Viral cultural campaigns
This research has presented two case studies of campaigns that went viral or created a buzz after a brand inserted itself into current cultural conversations with creative ideas/one-offs. Through “The Tampon Book", The Female Company protested against Germany's 19% tax on tampons. A group of companies also teamed up to launch the final issue of a magazine that sparked conversations and promoted a progressive and diverse narrative of femininity.
"The Last Ever Issue"
- For 27 years, one of Poland's most read and longest-running adult magazines, Your Weekend, had reduced women to mere sex objects. In December 2018, this magazine was purchased by VMLY&R, MasterCard, Gazeta.pl, and BNP Paribas. The next year (2019), they used this newly purchased company "to challenge the culture of sexism and gender inequality it had contributed to building."
- Together with its partners, VMLY&R Poland "transformed Your Weekend in a conversation-sparking, ground-breaking magazine promoting diverse and progressive narratives of femininity."
- VMLY&R Poland published the last issue on International Women’s Day (March 2019). The regular columns and sections were kept; however, they re-imagined all content around gender portrayal, sexual education, sexism, equal rights and more.
- This served as a "symbolic end of an era and a spectacular beginning for a much-needed national conversation." This campaign did not seek to judge or instruct anyone. The aim of this campaign was to show women's perspective, thereby making people realize that the society we live in is not equal. The campaign targeted middle-class men and sought to ignite a nationwide conversation about this problem.
- The Last Ever Issue campaign was a huge success, organically reaching 4.5 million people and generating 25 million media impressions. Its content also generated more than 500,000 visits to gazeta.pl. Videos and images used during the campaign can be found here and here.
“The Tampon Book"
- A German startup, The Female Company, launched a book titled "The Tampon Book" as a protest against Germany's 19% tax on tampons. While books are taxed at 7% in Germany, the government categorized tampons under “luxury goods”; as a result, the 19% tax was applicable to the item.
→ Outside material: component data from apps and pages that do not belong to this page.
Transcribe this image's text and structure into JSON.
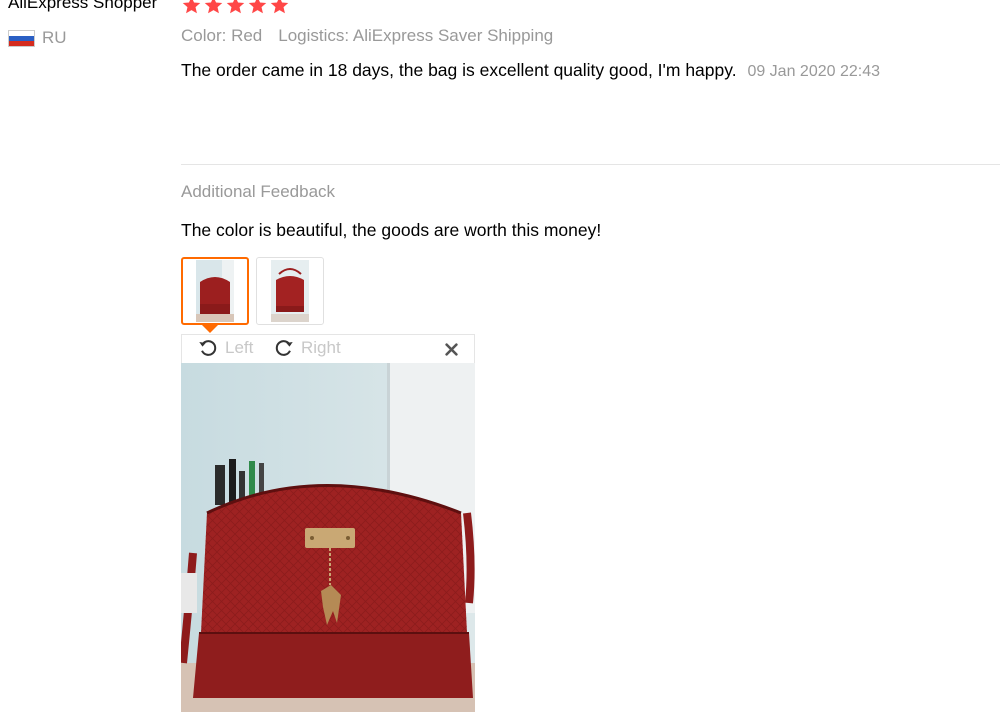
{
  "review": {
    "reviewer_name": "AliExpress Shopper",
    "rating": 5,
    "country_code": "RU",
    "color_label": "Color: Red",
    "logistics_label": "Logistics: AliExpress Saver Shipping",
    "text": "The order came in 18 days, the bag is excellent quality good, I'm happy.",
    "date": "09 Jan 2020 22:43"
  },
  "additional_feedback": {
    "title": "Additional Feedback",
    "text": "The color is beautiful, the goods are worth this money!"
  },
  "viewer": {
    "rotate_left_label": "Left",
    "rotate_right_label": "Right"
  },
  "colors": {
    "star": "#ff4747",
    "accent": "#ff6a00",
    "muted_text": "#999999",
    "bag_red": "#9c1f1f"
  },
  "icons": {
    "star": "star-icon",
    "flag": "flag-russia-icon",
    "rotate_left": "rotate-left-icon",
    "rotate_right": "rotate-right-icon",
    "close": "close-icon"
  }
}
- The Female Company, a seller of organic sanitary products, responded to this issue by publishing a book and including tampons inside it. Ann-Sophie Claus, a co-founder of the company, revealed that they came up with the idea for this book after working for over a year to raise awareness of the newly imposed tampon tax. They had collected "more than 175,000 signatures for a petition calling on the government to reduce the levy."
- A total of 15 organic tampons were placed inside the 46-page book. This book was taxed at the 7% rate which applies to daily necessities. The promotional video for this campaign can be found here.
- This campaign was created by Scholz & Friends, capitalizing on the momentum seen in countries like Canada, India, and Kenya that have put an end to higher tax rates for tampons.
- The first printing of this book sold out in a day, while the second printing was sold out in a week. This success was instigated by influencers, who were angered to find out that they were paying higher taxes for menstrual products compared to items like flowers, caviar, and oil paintings.
- After its release, the case film for The Tampon Book "registered more than 10.5 million views on YouTube, Facebook and Instagram." Also, mainstream media outlets like ProSieben/Sat.1 and RTL also took up the story.
- Cross-regional newspapers such as the F.A.Z. featured this story. Also, "nearly all German-speaking feminist-oriented blogs reported on The Tampon Book."